11. Tyers Park
North of the Latrobe Valley the terrain gets pretty dramatic at the foothills of the Great Dividing Range.
In a landscape of limestone and conglomerate outcrops the scenic Tyers Gorge is more than 1,800 hectares of protected land.
You can walk and picnic on these high forested slopes, exploring the gorge and looking out for vibrant birdlife.
Tyers Park is never more beautiful than during wildflower season, between September and November.
12. Miners’ Lookout
At this vantage point next to the Traralgon Creek Road you can glimpse another side to the Latrobe Valley.
Miners’ Lookout is on a slight rise, facing east towards an immense open-pit coal mine, looking like a yawning hole in the earth.
Above it to the south stand the chimneys and cooling towers of the Loy Yang A and B Power Stations.
There are information panels about the mine and power stations, and it’s worth bringing a pair of binoculars to gauge the true size of the mine.
13. Narracan Falls
Not far off the Morwell – Thorpdale Road, Narracan Falls is a cherished beauty spot a brief drive from Traralgon.
Here the Narracan Creek tumbles about five metres into a wide splash pool, and when things heat up in summer there are sure to be swimmers here or people sitting on the rocks and dipping their toes in the water.
Walking trails lead you up to the top of the waterfall and then skirt around the steep drop to the pool, where you’ll find picnic tables and open fireplaces.
Narracan Falls has water all year, but is most impressive after a spell of rain.
14. Traralgon Farmers’ Market
Kay Street Gardens, the green, tree-shaded strip that threads through Traralgon, is the setting for a thriving farmers’ market on the fourth Saturday of the month.
This is a chance to pick up some of the best produce from the many farms around Gippsland, and have a chat with the farmers and growers, who will be happy to share recipes and preparation tips.
As well as fruit and vegetables there will be stalls laden with pastries, sourdough bread, cheeses, gourmet jams, salad dressings, and you can always grab something freshly-made for lunch.
Most months you’ll find children’s activities like face-painting, as well as live music.
15. Latrobe Visitor Information Centre
The Latrobe Visitor Information Centre has officially re-opened its doors!We are once again open 7 days a week from…
Come out of the railway station and you’ll be greeted by the Latrobe Valley’s visitor information resource, housed in a charming old weatherboard church.
Of course, this is the place to plot your next step in the valley, whether you’re heading for bushland, a historical site, museum, gallery, market or want to cross the countryside on a rail trail.
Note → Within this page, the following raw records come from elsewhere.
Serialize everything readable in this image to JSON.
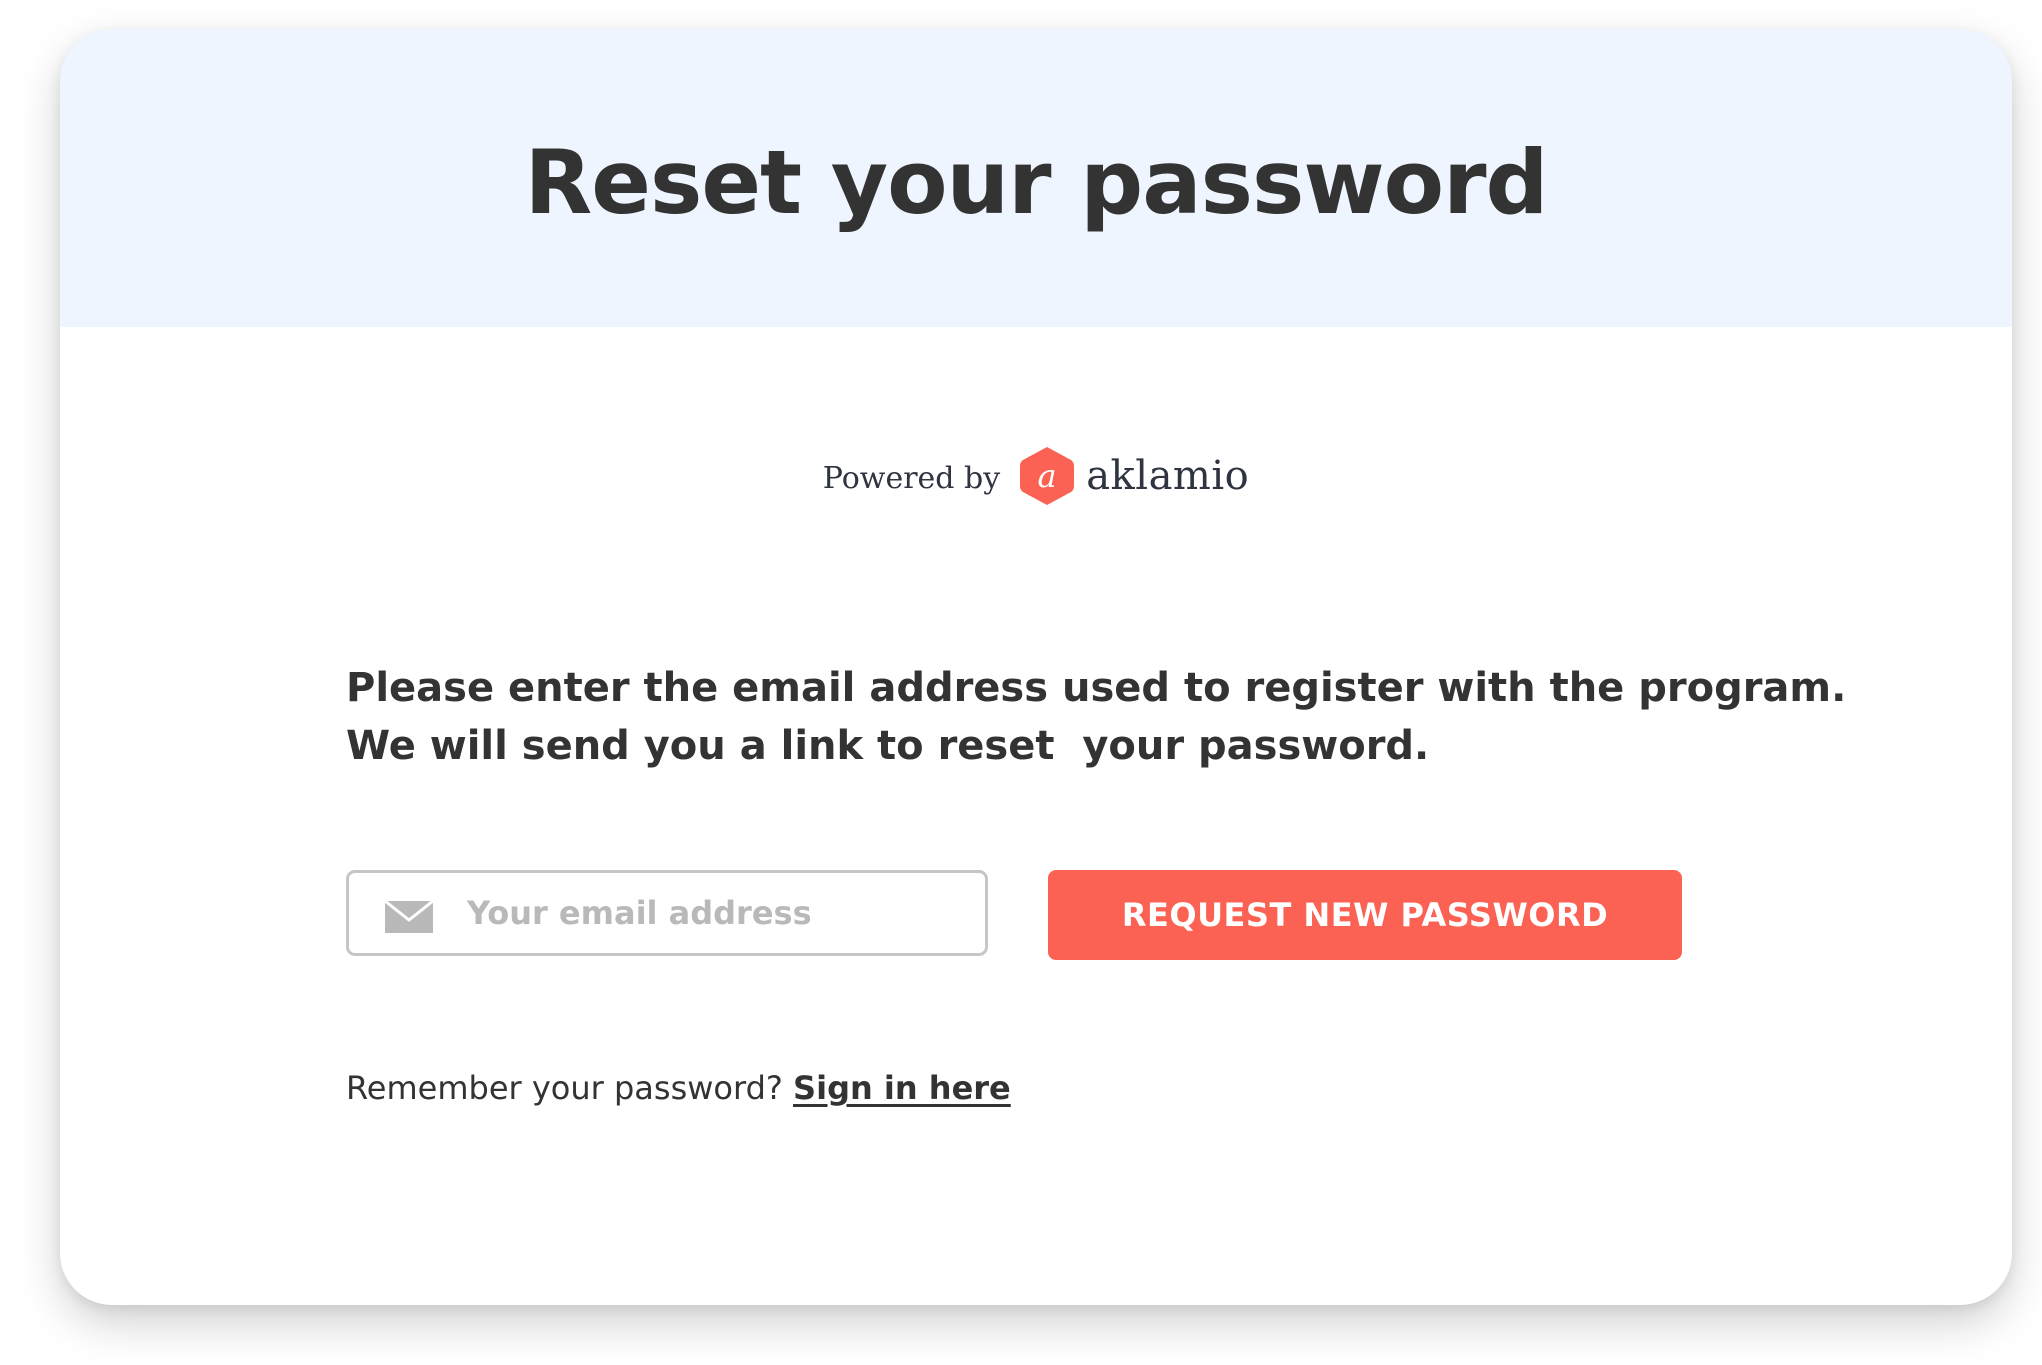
{
  "header": {
    "title": "Reset your password"
  },
  "branding": {
    "powered_by": "Powered by",
    "brand_name": "aklamio",
    "brand_icon": "aklamio-hexagon-logo-icon",
    "brand_color": "#fc6253"
  },
  "instructions": {
    "line1": "Please enter the email address used to register with the program.",
    "line2": "We will send you a link to reset  your password."
  },
  "form": {
    "email_icon": "envelope-icon",
    "email_placeholder": "Your email address",
    "email_value": "",
    "submit_label": "REQUEST NEW PASSWORD",
    "submit_color": "#fc6253"
  },
  "footer": {
    "prompt": "Remember your password?",
    "link_label": "Sign in here"
  },
  "colors": {
    "header_background": "#eef5fe",
    "text": "#333333"
  }
}
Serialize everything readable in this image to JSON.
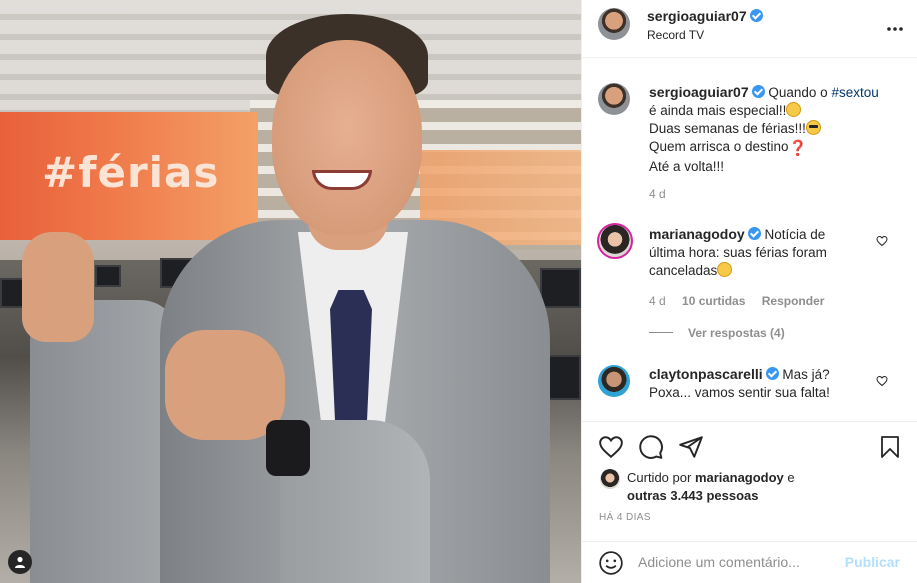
{
  "photo": {
    "banner_text": "#férias"
  },
  "post": {
    "author": "sergioaguiar07",
    "location": "Record TV",
    "more_icon": "more-horizontal-icon"
  },
  "caption": {
    "author": "sergioaguiar07",
    "lines": [
      "Quando o ",
      "#sextou",
      "é ainda mais especial!!",
      "Duas semanas de férias!!!",
      "Quem arrisca o destino",
      "Até a volta!!!"
    ],
    "time": "4 d"
  },
  "comments": [
    {
      "author": "marianagodoy",
      "text_lines": [
        "Notícia de",
        "última hora: suas férias foram",
        "canceladas"
      ],
      "time": "4 d",
      "likes": "10 curtidas",
      "reply": "Responder",
      "view_replies": "Ver respostas (4)"
    },
    {
      "author": "claytonpascarelli",
      "text_lines": [
        "Mas já?",
        "Poxa... vamos sentir sua falta!"
      ]
    }
  ],
  "actions": {
    "like_icon": "heart-icon",
    "comment_icon": "comment-icon",
    "share_icon": "share-icon",
    "save_icon": "bookmark-icon"
  },
  "likes": {
    "prefix": "Curtido por",
    "user": "marianagodoy",
    "conj": "e",
    "others": "outras 3.443 pessoas"
  },
  "date": "HÁ 4 DIAS",
  "add_comment": {
    "placeholder": "Adicione um comentário...",
    "publish": "Publicar",
    "emoji_icon": "emoji-icon"
  },
  "colors": {
    "verified": "#3897f0",
    "link": "#00376b",
    "publish_disabled": "#b2dffc"
  }
}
Leaflets, maps and expert advice are all on hand, but the visitor information centre also stocks handmade gifts and specialty foods from the region.
On top of that you’ve got free Wi-Fi access, and this is the place to come if you want the key for the liberty swing at the playground in Newman Park.